Among teenagers, trends come and go all the time. What might hold every adolescent spellbound today is likely to be forgotten about completely in a few weeks time, to be greeted by a petulant whine of "Like, whatever, that's so yesterday" if it resurfaces. There are some classic things, though, like trench coats or the little black dress, which will always have a universal appeal.
All the world loves a lover, but there's something about a love triangle and all its consequent dilemmas and heartbreaks that the world loves even more. People appreciated it in the Elizabethan era, when Shakespeare sent both Demetrius and Lysander hankering after Hermia in A Midsummer Night's Dream. And they still do, although you could be forgiven for excluding yourself from this generalisation with Stephenie Meyer's Twilight introducing us to the forever-whinging Bella, Edward and Jacob triangle.
While visiting London, I made up my mind to see a West End musical, their advertising strategies having clearly paid off. You can't take a train in the Underground or walk along one of the main streets without seeing a board displaying a brollie-toting man urging you to watch Singin' in the Rain, or that omnipresent blonde whispering into the ear of the green young lady from Wicked.
With a last-minute ticket for the matinée show of The Phantom of the Opera, I followed the crowd into Her Majesty's Theatre, a magnificently ornate, baroque-style building constructed in 1897. The foyer alone is a treat to look at, with gilded detailing and all the works that make you wish you'd worn something cleaner.
Andrew Lloyd Webber's musical adaptation of Gaston Leroux's immortal novel is one of the most endearing stories of all time, weaving the oft-used but never boring love triangle idea into a dark, fantastical thriller. Christine Daae is a young singing prodigy in the Paris opera house. However, the opera house is haunted by a phantom, "the opera ghost", a masked poltergeist with a disfigured face who is a musical genius. He takes Christine under his wing, falls in love with her, teaches her how to sing in his home in the shadowy basements and helps her career take off. Christine, annoyingly, gets engaged to a childhood friend instead. In the end, the phantom disappears. It makes you teary-eyed, but that's women for you.
This particular performance featured one of the grandest sets I've seen anywhere, with the famous broken chandelier a humongous glittering specimen and the masquerade scene a gorgeous symphony of opulent colours, lacy frills and brocade.
The orchestra pulled off Lloyd Webber's dramatic score with aplomb, while Wendy Ferguson, as the fussy Carlotta, had a soaring soprano voice with a brilliantly grating vibrato.
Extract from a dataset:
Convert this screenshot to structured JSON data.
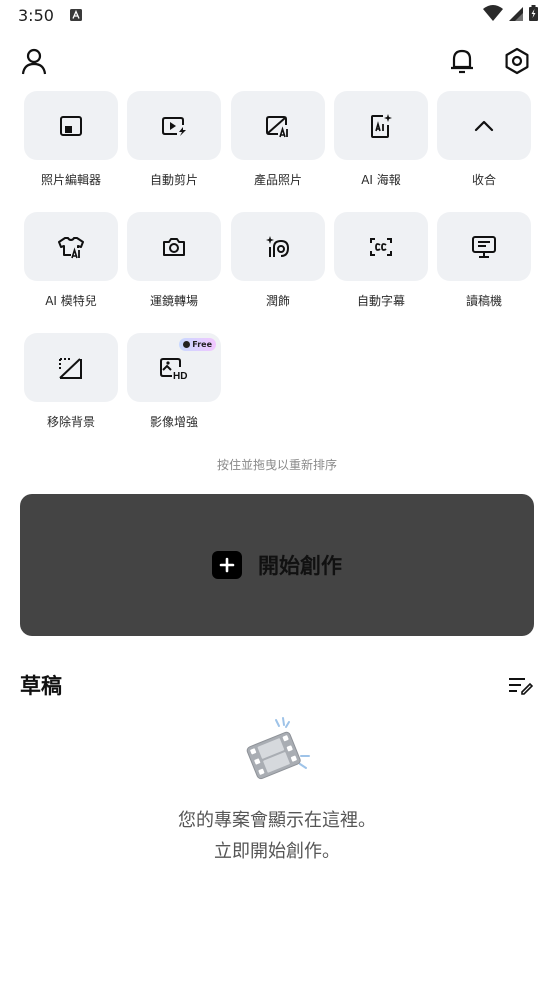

The brooding phantom, Peter Joback, and Sofia Escobar as Christine, were a delight to listen to, although I'm not sure if Joback portrayed his character's underlying vulnerability as sublimely.
That said, Phantom was the finest production I've seen for some time; a magical melange of superb acting, haunting music and cleverly constructed scenes straight out of a fairy tale that transported me to a mysterious world far away from the dismal grey skies of London.